___ Dataset

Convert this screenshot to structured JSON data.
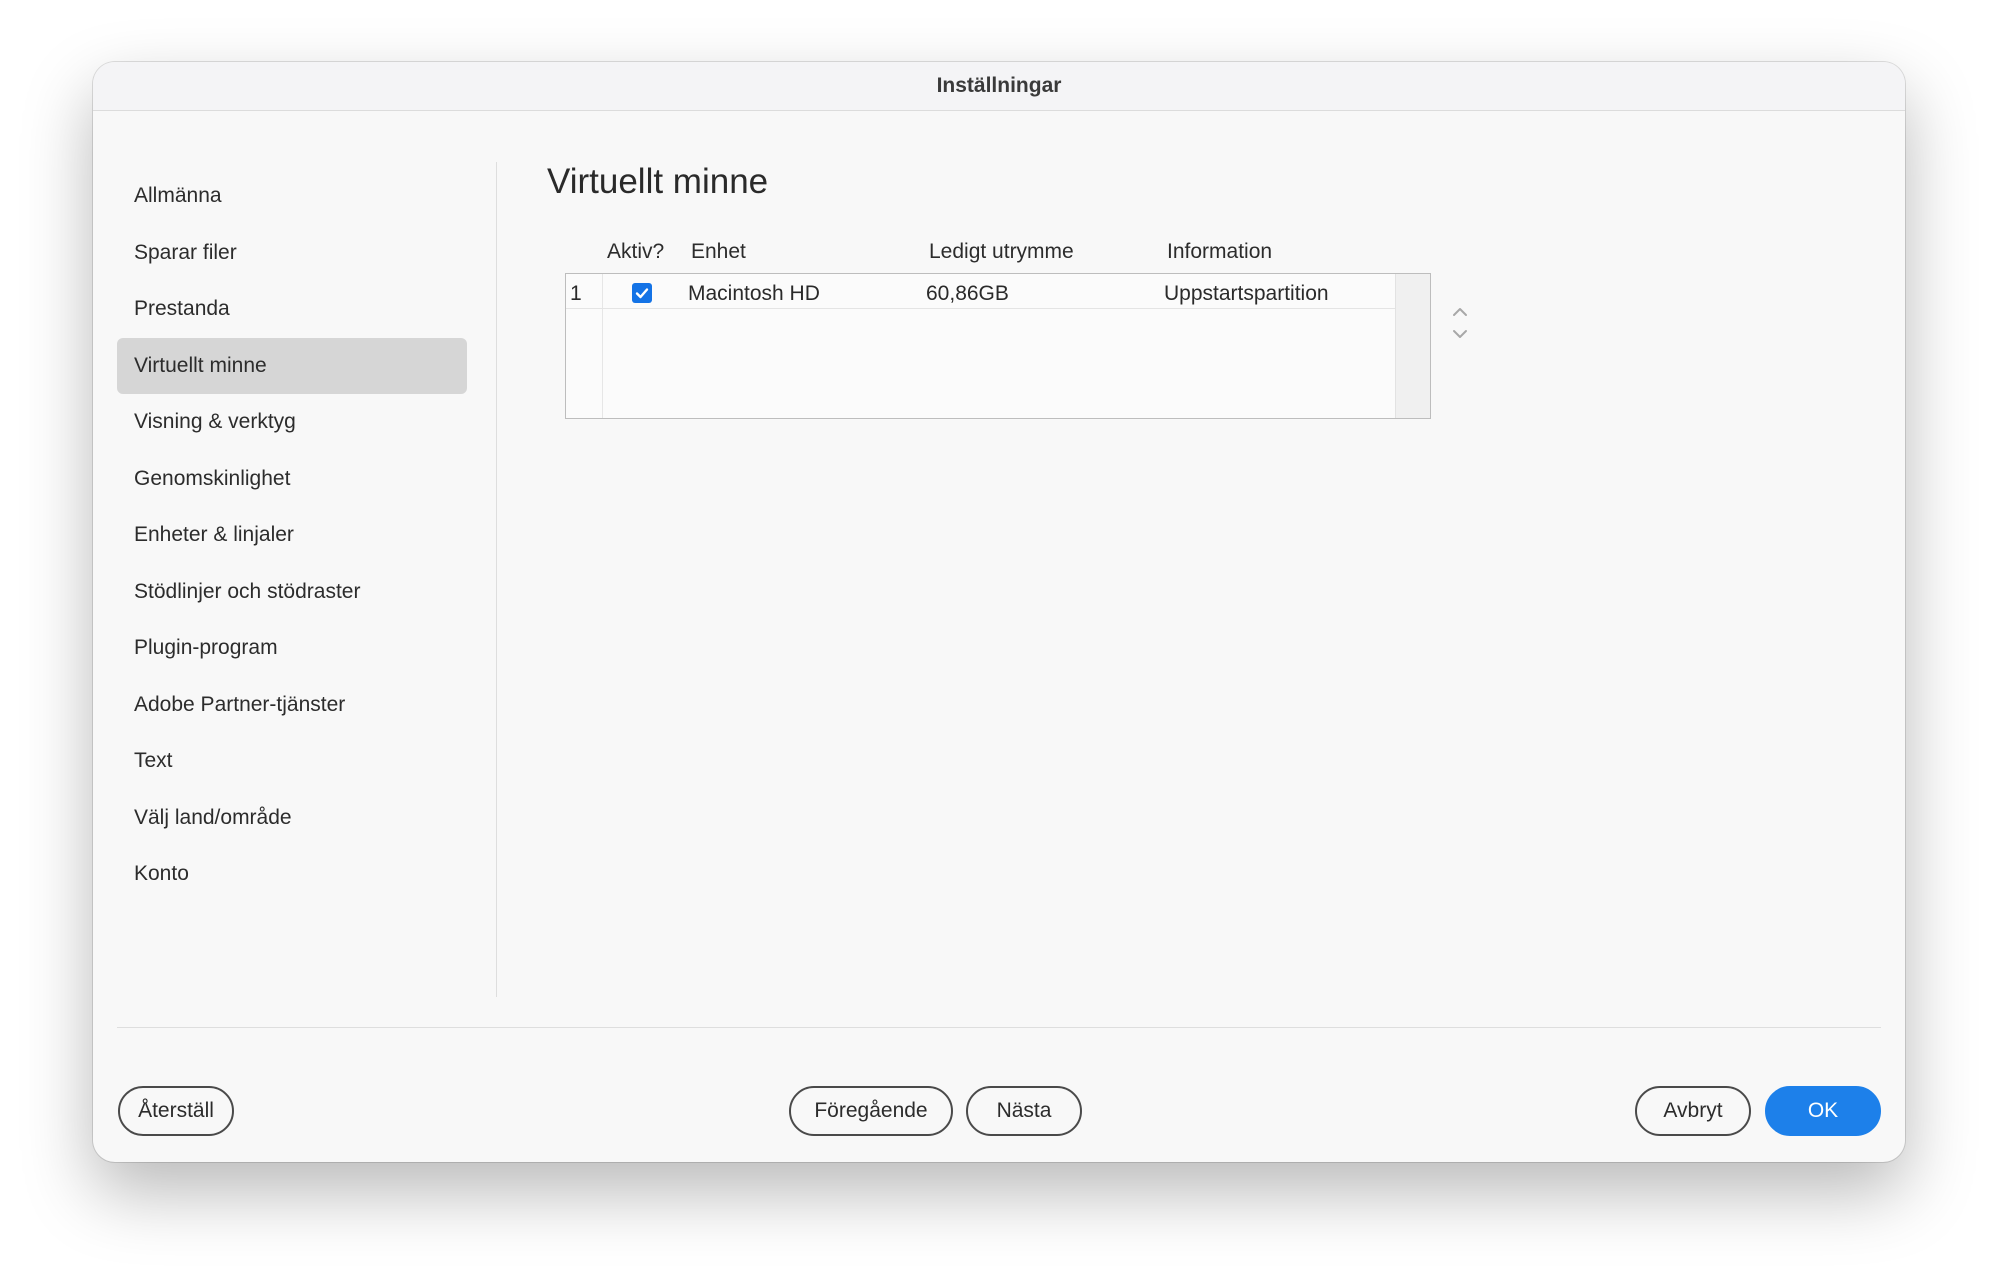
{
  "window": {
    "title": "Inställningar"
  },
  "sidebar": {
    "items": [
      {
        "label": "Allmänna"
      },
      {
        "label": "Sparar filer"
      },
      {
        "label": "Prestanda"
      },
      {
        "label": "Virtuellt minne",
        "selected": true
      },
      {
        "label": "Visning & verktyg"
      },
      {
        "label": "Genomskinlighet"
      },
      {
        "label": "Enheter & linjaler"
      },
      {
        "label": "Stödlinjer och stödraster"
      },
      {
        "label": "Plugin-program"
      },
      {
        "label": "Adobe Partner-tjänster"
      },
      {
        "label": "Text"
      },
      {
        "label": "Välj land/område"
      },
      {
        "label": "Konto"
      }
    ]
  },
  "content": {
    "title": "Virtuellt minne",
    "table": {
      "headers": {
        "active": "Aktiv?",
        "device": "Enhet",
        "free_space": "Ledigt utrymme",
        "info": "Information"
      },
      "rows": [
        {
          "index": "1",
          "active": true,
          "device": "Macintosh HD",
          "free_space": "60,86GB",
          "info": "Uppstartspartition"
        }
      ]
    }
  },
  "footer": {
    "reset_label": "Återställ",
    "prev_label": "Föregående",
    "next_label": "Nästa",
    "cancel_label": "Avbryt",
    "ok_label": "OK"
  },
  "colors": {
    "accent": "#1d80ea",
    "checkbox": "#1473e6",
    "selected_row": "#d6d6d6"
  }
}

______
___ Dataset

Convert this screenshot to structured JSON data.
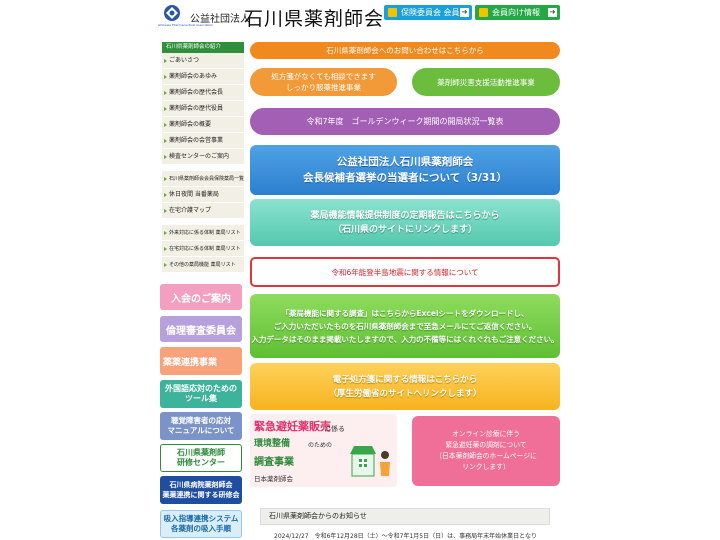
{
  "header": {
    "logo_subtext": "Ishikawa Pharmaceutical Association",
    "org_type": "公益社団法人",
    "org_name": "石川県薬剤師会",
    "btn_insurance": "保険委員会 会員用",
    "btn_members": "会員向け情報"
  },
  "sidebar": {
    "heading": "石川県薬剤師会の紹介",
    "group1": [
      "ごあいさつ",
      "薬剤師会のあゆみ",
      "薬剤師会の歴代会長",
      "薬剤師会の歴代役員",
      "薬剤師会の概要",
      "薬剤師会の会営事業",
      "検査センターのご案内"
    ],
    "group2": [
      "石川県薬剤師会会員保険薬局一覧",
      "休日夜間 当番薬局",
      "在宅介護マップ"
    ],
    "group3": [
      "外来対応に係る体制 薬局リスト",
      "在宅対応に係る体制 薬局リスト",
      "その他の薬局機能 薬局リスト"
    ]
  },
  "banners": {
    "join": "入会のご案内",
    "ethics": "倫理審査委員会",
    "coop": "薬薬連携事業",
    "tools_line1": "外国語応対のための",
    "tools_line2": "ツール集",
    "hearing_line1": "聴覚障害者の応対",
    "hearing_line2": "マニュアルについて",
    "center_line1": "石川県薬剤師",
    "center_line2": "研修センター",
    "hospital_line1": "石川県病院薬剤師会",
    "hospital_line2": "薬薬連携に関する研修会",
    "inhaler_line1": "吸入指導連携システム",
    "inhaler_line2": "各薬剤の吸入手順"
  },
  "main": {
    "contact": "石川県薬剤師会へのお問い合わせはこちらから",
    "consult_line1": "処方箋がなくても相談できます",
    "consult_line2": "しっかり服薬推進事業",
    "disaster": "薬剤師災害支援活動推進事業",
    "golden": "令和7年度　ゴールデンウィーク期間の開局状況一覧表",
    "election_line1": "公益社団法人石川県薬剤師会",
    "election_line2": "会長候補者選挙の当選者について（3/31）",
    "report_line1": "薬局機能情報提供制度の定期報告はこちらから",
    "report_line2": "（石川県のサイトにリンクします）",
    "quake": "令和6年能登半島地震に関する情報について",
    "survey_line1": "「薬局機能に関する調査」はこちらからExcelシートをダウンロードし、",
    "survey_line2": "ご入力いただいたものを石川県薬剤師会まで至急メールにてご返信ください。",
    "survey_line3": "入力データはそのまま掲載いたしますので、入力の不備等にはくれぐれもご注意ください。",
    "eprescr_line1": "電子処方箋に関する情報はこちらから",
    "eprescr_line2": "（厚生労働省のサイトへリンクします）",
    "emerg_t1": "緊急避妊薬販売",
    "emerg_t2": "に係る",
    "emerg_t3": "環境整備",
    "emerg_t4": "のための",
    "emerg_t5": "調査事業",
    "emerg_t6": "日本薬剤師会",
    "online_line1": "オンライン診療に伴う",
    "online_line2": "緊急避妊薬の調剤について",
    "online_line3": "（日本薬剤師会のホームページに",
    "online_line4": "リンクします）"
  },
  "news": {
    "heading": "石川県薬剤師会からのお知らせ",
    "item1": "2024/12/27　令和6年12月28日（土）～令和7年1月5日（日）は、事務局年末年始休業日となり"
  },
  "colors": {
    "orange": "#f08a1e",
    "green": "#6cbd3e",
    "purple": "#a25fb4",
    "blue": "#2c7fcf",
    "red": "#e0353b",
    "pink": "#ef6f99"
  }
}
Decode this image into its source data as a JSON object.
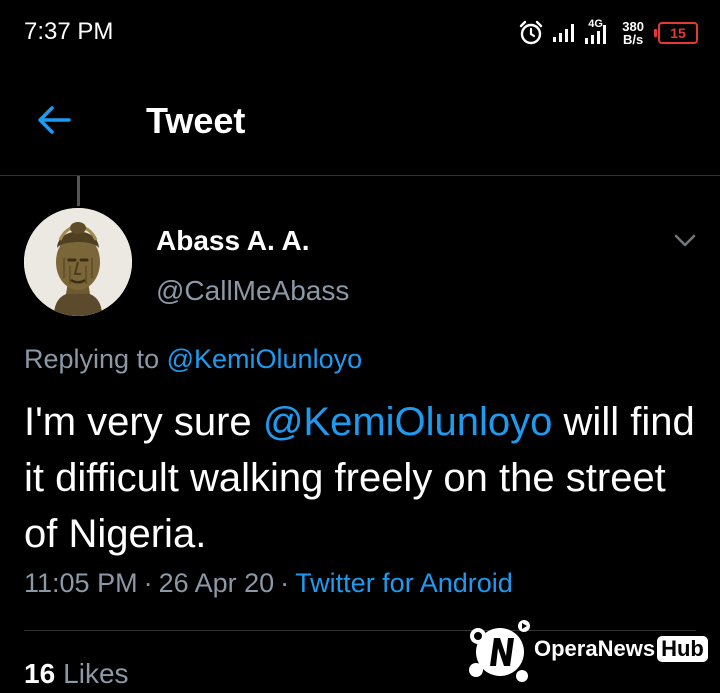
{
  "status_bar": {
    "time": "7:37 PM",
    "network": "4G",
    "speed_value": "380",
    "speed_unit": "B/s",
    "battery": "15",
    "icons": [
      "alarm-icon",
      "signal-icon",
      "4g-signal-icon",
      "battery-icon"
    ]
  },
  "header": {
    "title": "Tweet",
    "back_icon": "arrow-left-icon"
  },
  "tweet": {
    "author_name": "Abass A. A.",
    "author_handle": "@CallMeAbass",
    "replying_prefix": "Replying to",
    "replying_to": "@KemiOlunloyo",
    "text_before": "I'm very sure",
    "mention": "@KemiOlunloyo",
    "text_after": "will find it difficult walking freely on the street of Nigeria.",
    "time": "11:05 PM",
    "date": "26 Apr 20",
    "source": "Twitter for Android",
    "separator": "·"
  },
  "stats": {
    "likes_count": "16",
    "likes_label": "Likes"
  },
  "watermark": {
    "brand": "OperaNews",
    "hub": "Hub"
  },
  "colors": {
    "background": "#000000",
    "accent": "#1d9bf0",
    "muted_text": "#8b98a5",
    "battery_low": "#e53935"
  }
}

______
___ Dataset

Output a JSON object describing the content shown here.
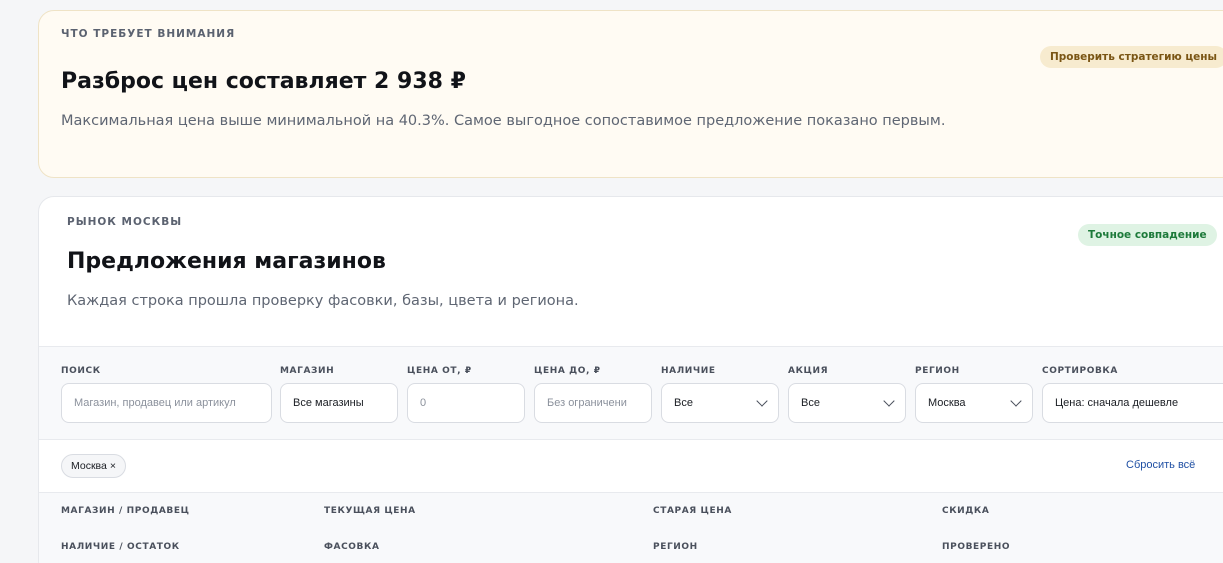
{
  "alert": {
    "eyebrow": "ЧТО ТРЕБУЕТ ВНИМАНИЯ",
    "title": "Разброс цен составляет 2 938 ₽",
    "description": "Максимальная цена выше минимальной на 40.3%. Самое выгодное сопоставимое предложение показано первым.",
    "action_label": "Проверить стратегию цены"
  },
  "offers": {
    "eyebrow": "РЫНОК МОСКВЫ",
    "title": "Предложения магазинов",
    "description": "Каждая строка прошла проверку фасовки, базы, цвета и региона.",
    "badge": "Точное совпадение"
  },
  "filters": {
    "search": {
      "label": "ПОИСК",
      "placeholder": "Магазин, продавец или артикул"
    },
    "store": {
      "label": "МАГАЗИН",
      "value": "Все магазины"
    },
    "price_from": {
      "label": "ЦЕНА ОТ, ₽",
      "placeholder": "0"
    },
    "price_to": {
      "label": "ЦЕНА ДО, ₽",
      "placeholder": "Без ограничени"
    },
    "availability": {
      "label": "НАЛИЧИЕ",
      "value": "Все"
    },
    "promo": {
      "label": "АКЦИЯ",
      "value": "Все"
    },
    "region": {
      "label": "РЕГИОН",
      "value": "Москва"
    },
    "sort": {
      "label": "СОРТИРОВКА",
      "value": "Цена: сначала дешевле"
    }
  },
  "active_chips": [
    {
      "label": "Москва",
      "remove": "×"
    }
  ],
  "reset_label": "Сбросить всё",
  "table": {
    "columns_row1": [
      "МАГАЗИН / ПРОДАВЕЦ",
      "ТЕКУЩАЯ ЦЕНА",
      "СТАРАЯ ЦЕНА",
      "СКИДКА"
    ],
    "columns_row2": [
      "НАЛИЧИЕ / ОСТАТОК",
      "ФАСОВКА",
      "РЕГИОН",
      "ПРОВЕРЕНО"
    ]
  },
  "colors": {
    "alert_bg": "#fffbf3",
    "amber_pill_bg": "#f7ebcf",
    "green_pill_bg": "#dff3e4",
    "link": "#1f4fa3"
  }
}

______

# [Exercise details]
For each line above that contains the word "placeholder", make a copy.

# [Completed exercise]
      "placeholder": "Магазин, продавец или артикул"
      "placeholder": "0"
      "placeholder": "Без ограничени"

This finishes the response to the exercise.